“If you’re a 25 market and higher, to upgrade everything from SD to HD, you’re looking at $3 million to $5 million,” says Mark Siegel, president of Advanced Broadcast Solutions, a systems integrator and product reseller.
Vendors are responding by helping stations upgrade at least the infrastructure on smaller budgets.
“Every dollar counts,” says Harris’ Eisner. “We’re working with customers on how to reduce power and rack space, for example. Vendors like Harris need to be attuned to the pressure to have a solution that is affordable from a capital budget standpoint and also do things that can lower operating costs as well.”
Migrating to HD news has been particularly challenging for “station groups in the mid- to small-market range, not governed by the policy of a network,” says Ken Yas, Grass Valley market development manager for camera products.

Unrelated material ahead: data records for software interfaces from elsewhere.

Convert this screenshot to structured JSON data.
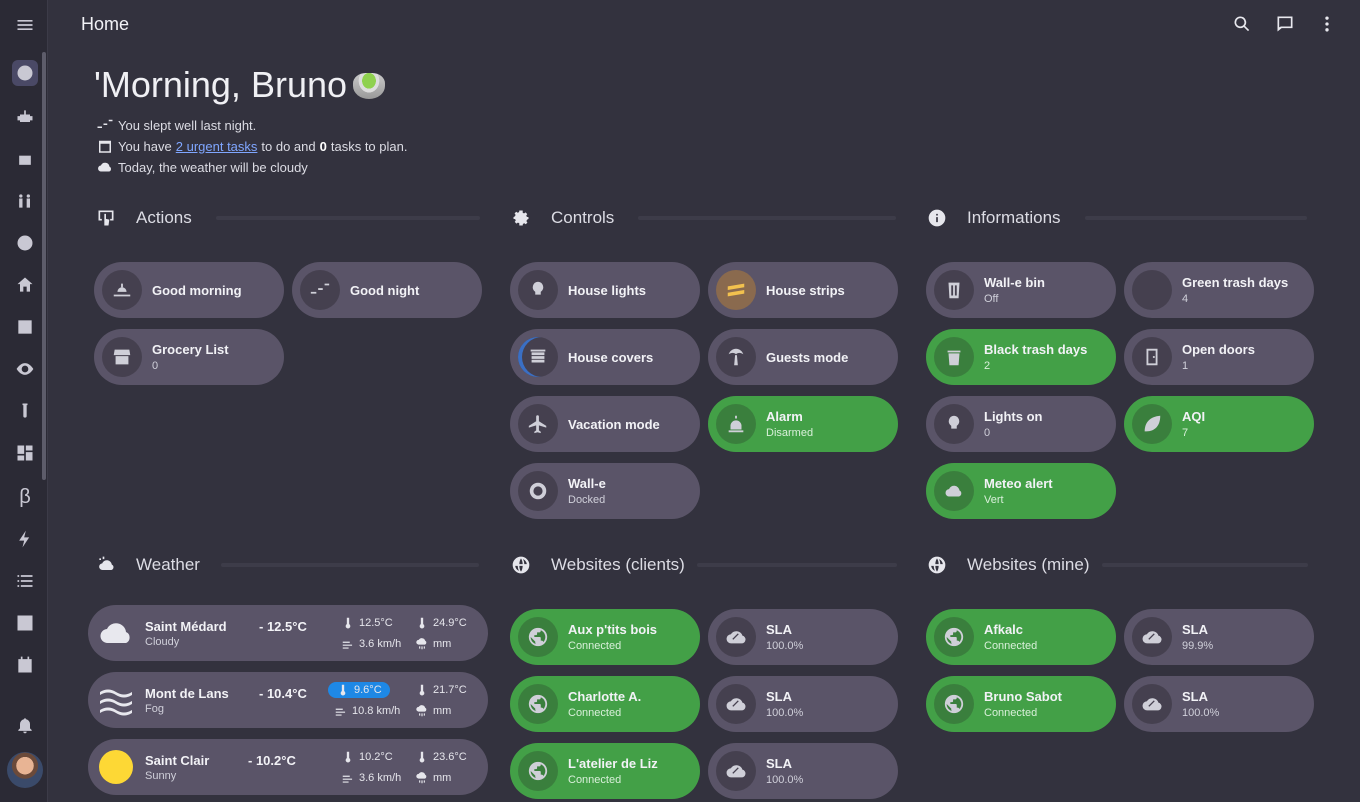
{
  "topbar": {
    "title": "Home"
  },
  "greeting": {
    "text": "'Morning, Bruno"
  },
  "summary": {
    "sleep": "You slept well last night.",
    "tasks_prefix": "You have",
    "tasks_link": "2 urgent tasks",
    "tasks_mid": "to do and",
    "tasks_count": "0",
    "tasks_suffix": "tasks to plan.",
    "weather": "Today, the weather will be cloudy"
  },
  "sections": {
    "actions": "Actions",
    "controls": "Controls",
    "informations": "Informations",
    "weather": "Weather",
    "websites_clients": "Websites (clients)",
    "websites_mine": "Websites (mine)"
  },
  "actions": [
    {
      "name": "Good morning",
      "state": ""
    },
    {
      "name": "Good night",
      "state": ""
    },
    {
      "name": "Grocery List",
      "state": "0"
    }
  ],
  "controls": [
    {
      "name": "House lights",
      "state": ""
    },
    {
      "name": "House strips",
      "state": ""
    },
    {
      "name": "House covers",
      "state": ""
    },
    {
      "name": "Guests mode",
      "state": ""
    },
    {
      "name": "Vacation mode",
      "state": ""
    },
    {
      "name": "Alarm",
      "state": "Disarmed"
    },
    {
      "name": "Wall-e",
      "state": "Docked"
    }
  ],
  "informations": [
    {
      "name": "Wall-e bin",
      "state": "Off"
    },
    {
      "name": "Green trash days",
      "state": "4"
    },
    {
      "name": "Black trash days",
      "state": "2"
    },
    {
      "name": "Open doors",
      "state": "1"
    },
    {
      "name": "Lights on",
      "state": "0"
    },
    {
      "name": "AQI",
      "state": "7"
    },
    {
      "name": "Meteo alert",
      "state": "Vert"
    }
  ],
  "weather": [
    {
      "city": "Saint Médard",
      "temp": "- 12.5°C",
      "cond": "Cloudy",
      "tmin": "12.5°C",
      "tmax": "24.9°C",
      "wind": "3.6 km/h",
      "rain": "mm"
    },
    {
      "city": "Mont de Lans",
      "temp": "- 10.4°C",
      "cond": "Fog",
      "tmin": "9.6°C",
      "tmax": "21.7°C",
      "wind": "10.8 km/h",
      "rain": "mm"
    },
    {
      "city": "Saint Clair",
      "temp": "- 10.2°C",
      "cond": "Sunny",
      "tmin": "10.2°C",
      "tmax": "23.6°C",
      "wind": "3.6 km/h",
      "rain": "mm"
    }
  ],
  "websites_clients": [
    {
      "name": "Aux p'tits bois",
      "state": "Connected"
    },
    {
      "name": "SLA",
      "state": "100.0%"
    },
    {
      "name": "Charlotte A.",
      "state": "Connected"
    },
    {
      "name": "SLA",
      "state": "100.0%"
    },
    {
      "name": "L'atelier de Liz",
      "state": "Connected"
    },
    {
      "name": "SLA",
      "state": "100.0%"
    }
  ],
  "websites_mine": [
    {
      "name": "Afkalc",
      "state": "Connected"
    },
    {
      "name": "SLA",
      "state": "99.9%"
    },
    {
      "name": "Bruno Sabot",
      "state": "Connected"
    },
    {
      "name": "SLA",
      "state": "100.0%"
    }
  ],
  "colors": {
    "on": "#43a047",
    "off": "#5a5468",
    "bg": "#33323e",
    "highlight": "#1e88e5"
  }
}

Some broadcasters are phasing in HD, slowing upgrading their facilities as the need arise.
Grigory Mindlin, VP of creative services at graphics vendor Vizrt, says that “almost all our new customers are going HD. The trend is that people are using their HD money to improve their workflow,” he says. “Almost every HD upgrade we’ve done, we’ve integrated with their Avid iNews or AP ENPS newsroom systems, which allows them to insert graphics into the stories all in one spot.”
Even in large markets, stations are looking for less expensive approaches.
“Typically, Tribune would never put a Sony EX3 in the field as an ENG acquisition product in a No. 10 market,” says ABS’s Siegel. “They’re used to spending $80,000 on a camera package and now they’re spending $10,000. Everybody is making compromises”
Yas notes that Raycom Media Group has made a similar compromise, opting for JVC cameras with one-third-inch sensors.
“That [camera] is definitely on our radar screen as competition,” says Yas. “A one-third inch sensor is as small as you can get and consider yourself semi-professional, but they found it adequate.”
Waddell says Fujinon is supplying lenses for many of the one-third-inch sensor HD cameras. “For the most part, [broadcasters] know they have to go HD, not necessarily for their news gathering, but in their studios, because of the competition,” he says. “But there are very few stations buying two-thirds-inch sensor cameras.”
Among them is Sunbelt’s NBC affiliate in Las Vegas, KVBC. After two years of trying to do HD with inexpensive prosumer camcorders, the station is upgrading to Grass Valley’s high-end Infinity units. “They went through an exhaustive evaluation process and decided that, from the standpoint of price and performance, the Infinity is a good choice for them,” says Yas.
Scripps is another proponent of the less expensive cameras with smaller sensors. “In a side-by-side blind shoot out, the output of the one-third-inch sensor cameras [from JVC] were indistinguishable from the two-third-inch sensor cameras,” says Michael Doback, VP of engineering, where all but one of its 19 stations is on the air with HD news. “The day of the $20,000 ENG camera is long past.”
All expect (or are least hopeful) that the number of stations offering local news in HD will grow significantly next year.
Five of Media General’s 18 stations made the switch before budgets were clipped, Hill says. And if business conditions improve, he adds, the group will upgrade four or five more stations next year and the rest in 2011.
Decisions on which stations get the HD gear are based on two factors: the age of the existing equipment and its need for replacement and the competitive situation, says Hill. “If one or two station offers HD in a market, the pressure mounts for the others to follow.”
More optimistic is Dave Folsom, head of technology for Raycom Media, who oversees 31 news-producing stations. “We will very shortly put our 13th station on in HD and pick up the pace of conversion again.”